21 March 2008

Thinking about hospitals

I guess sitting around in the ER last night made me really think more about when Rejeanne was in the hospital when she was 2.5 months old. That experience was really terrifying, but with no one around the first couple days but Lee and I, we found that it was easy to really be there for each other and Rejeanne. I think we have heavily depended on one another since then. It was also interesting to spend 24/7 in a hospital without being sick. I learned so much about the nurses. There was one nurse who kept coming in and raising the rails on the baby jail. Rejeanne was in this "crib" that was metal and the rails went up probably about 5 feet. That thing made me very sad. It looked like she was in prision with all these wires coming out of her. So, Lee found a bunch of magnet stuffed animals in the gift shop downstairs and we decorated it in little animals and tried to keep the rails a more normal height. It got to a point where I really dreaded the "rail nurse" coming in because I knew the first thing she would do EVERYTIME she came in would be to put up the rails as high as possible and insist we leave them like that. I assumed she just didn't want to get in trouble for some procedure breech and I just ignored her and put them down everytime she left. One night, she came in and I was standing next to the crib. I just kind of gave her a look and raised the side of it myself so I didn't have to watch her do it. She leaned against the sink and started talking to me and asking how Rejeanne was. She seemed to really care and seemed deeply concerned, more than the average nurse. I was a bit surprised by that because she was the "rail nurse". She started telling me how lucky we were to have Rejeanne and for her to be getting better from the beta strep. She had a son in the early 80's who had died from what Rejeanne had because medicine then wasn't as good as medicine now. She checked the other rail to make sure it was latched and left the room. It was then that I realized she was just very protective of our baby because of what had happened to hers, that's why just kept securing the rails. That experience really made me wonder how many other things I misinterpret. I really just thought she was trying to "obey the rules" and annoying me in the process when really she was just thinking of her son and her loss and doing everything she could to do her job of caring for my daughter. Many of the nurses there shared themselves with me. I was definitely not expecting that. It seemed like many of them would find some down time and just kind of come hang out for a few minutes with us and tried to get one of us at least to go home for a little while. They talked about their kids and their lives and they all cared so much about Rejeanne's pain from the medicine IV. I'm thankful that nurses like that take care of the babies. I've never really had nurses like that in my hospital times (though I'm not a very good patient, which may be part of it). I guess the little ER stint has got me thinking about that period of time. Rejeanne being so sick was really hard for me but everyone who came to check on her really made it better. Not just the nurses, but Lee's family too. I was surprised how they were there for her (and us) constantly. I guess that is normal behavior in families, but I just don't have expectations like that I suppose.
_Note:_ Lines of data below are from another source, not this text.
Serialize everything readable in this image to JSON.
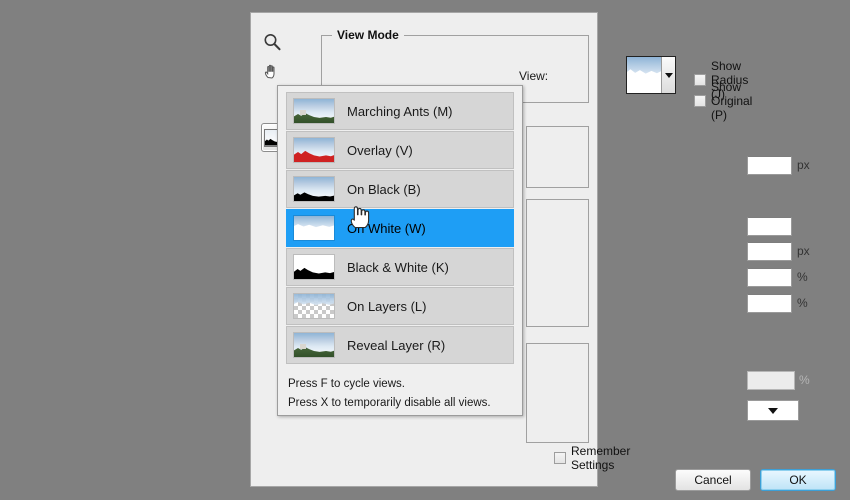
{
  "dialog": {
    "tools": [
      {
        "name": "zoom-tool",
        "icon": "magnifier-icon"
      },
      {
        "name": "hand-tool",
        "icon": "hand-icon"
      },
      {
        "name": "preview-toggle",
        "icon": "image-preview-icon"
      }
    ],
    "view_mode": {
      "group_title": "View Mode",
      "view_label": "View:",
      "selected_view": "On White (W)",
      "checkboxes": [
        {
          "label": "Show Radius (J)",
          "checked": false
        },
        {
          "label": "Show Original (P)",
          "checked": false
        }
      ]
    },
    "side_fields": [
      {
        "value": "",
        "unit": "px"
      },
      {
        "value": "",
        "unit": ""
      },
      {
        "value": "",
        "unit": "px"
      },
      {
        "value": "",
        "unit": "%"
      },
      {
        "value": "",
        "unit": "%"
      },
      {
        "value": "",
        "unit": "%"
      }
    ],
    "footer": {
      "remember_label": "Remember Settings",
      "remember_checked": false,
      "cancel_label": "Cancel",
      "ok_label": "OK"
    }
  },
  "dropdown": {
    "open": true,
    "highlight_color": "#1e9ef5",
    "items": [
      {
        "label": "Marching Ants (M)",
        "thumb": "marching-ants",
        "selected": false
      },
      {
        "label": "Overlay (V)",
        "thumb": "overlay-red",
        "selected": false
      },
      {
        "label": "On Black (B)",
        "thumb": "on-black",
        "selected": false
      },
      {
        "label": "On White (W)",
        "thumb": "on-white",
        "selected": true
      },
      {
        "label": "Black & White (K)",
        "thumb": "black-white",
        "selected": false
      },
      {
        "label": "On Layers (L)",
        "thumb": "on-layers",
        "selected": false
      },
      {
        "label": "Reveal Layer (R)",
        "thumb": "reveal-layer",
        "selected": false
      }
    ],
    "hints": [
      "Press F to cycle views.",
      "Press X to temporarily disable all views."
    ]
  }
}
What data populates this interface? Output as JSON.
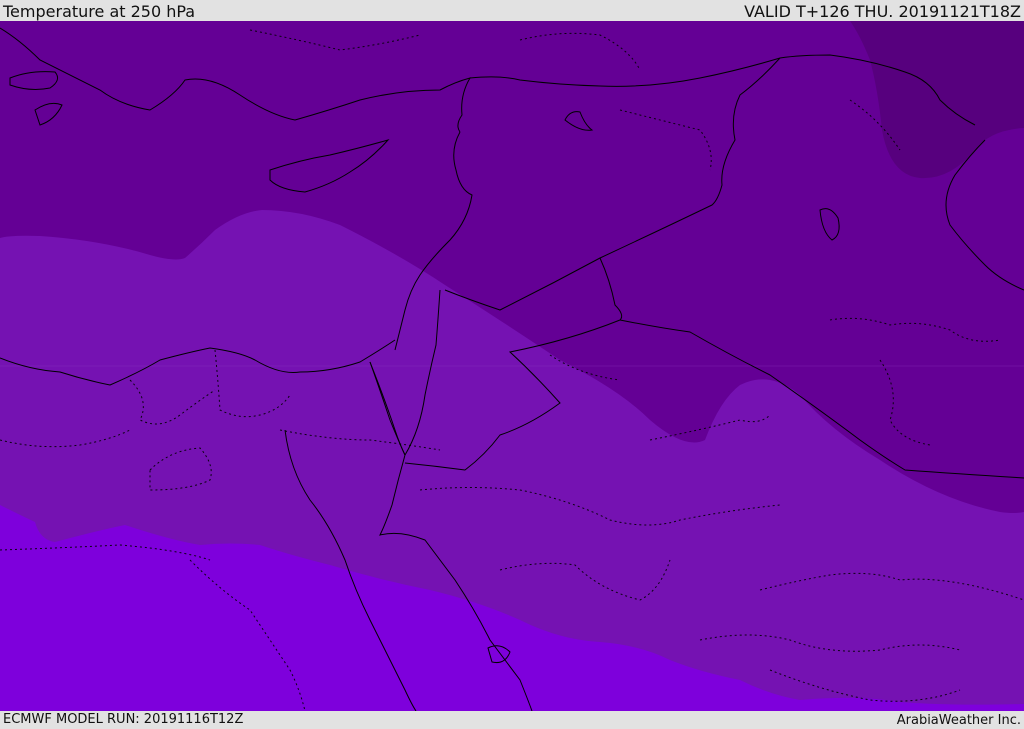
{
  "header": {
    "title": "Temperature at 250 hPa",
    "valid": "VALID T+126 THU. 20191121T18Z"
  },
  "footer": {
    "model_run": "ECMWF MODEL RUN: 20191116T12Z",
    "credit": "ArabiaWeather Inc."
  },
  "map": {
    "layer": "temperature-contour-fill",
    "bands": [
      {
        "name": "coldest-band",
        "color": "#57007e"
      },
      {
        "name": "cold-band",
        "color": "#640095"
      },
      {
        "name": "mid-band",
        "color": "#7512b2"
      },
      {
        "name": "warm-band",
        "color": "#7e00dc"
      }
    ],
    "line_colors": {
      "coastline": "#000000",
      "border": "#000000"
    }
  }
}
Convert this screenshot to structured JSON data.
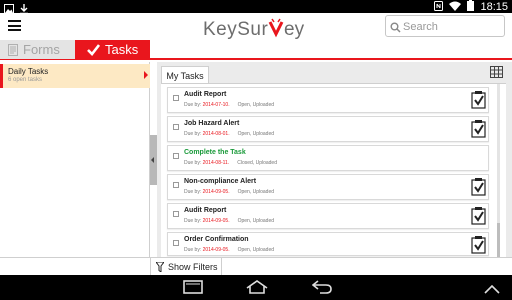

I even have a real soft spot for Liz' friend Marilyn because she came to see Rejeanne in the hospital and check on us after she somehow heard about it. I guess news travels among nurses!

I guess I should end this thing by being so very thankful that Rejeanne is a very lucky girl who hit the 8% chance of outgrowing her reflux all on her own. She is a very strong girl and one of the greatest joys in my life. I'm so happy to be her mom.

1 comment:

~liz Wessel said...

This is a great, well written story of your experience. Thanks so much for sharing it! I wish I was near all of you now so that we could offer support. I miss you all very much.
With love,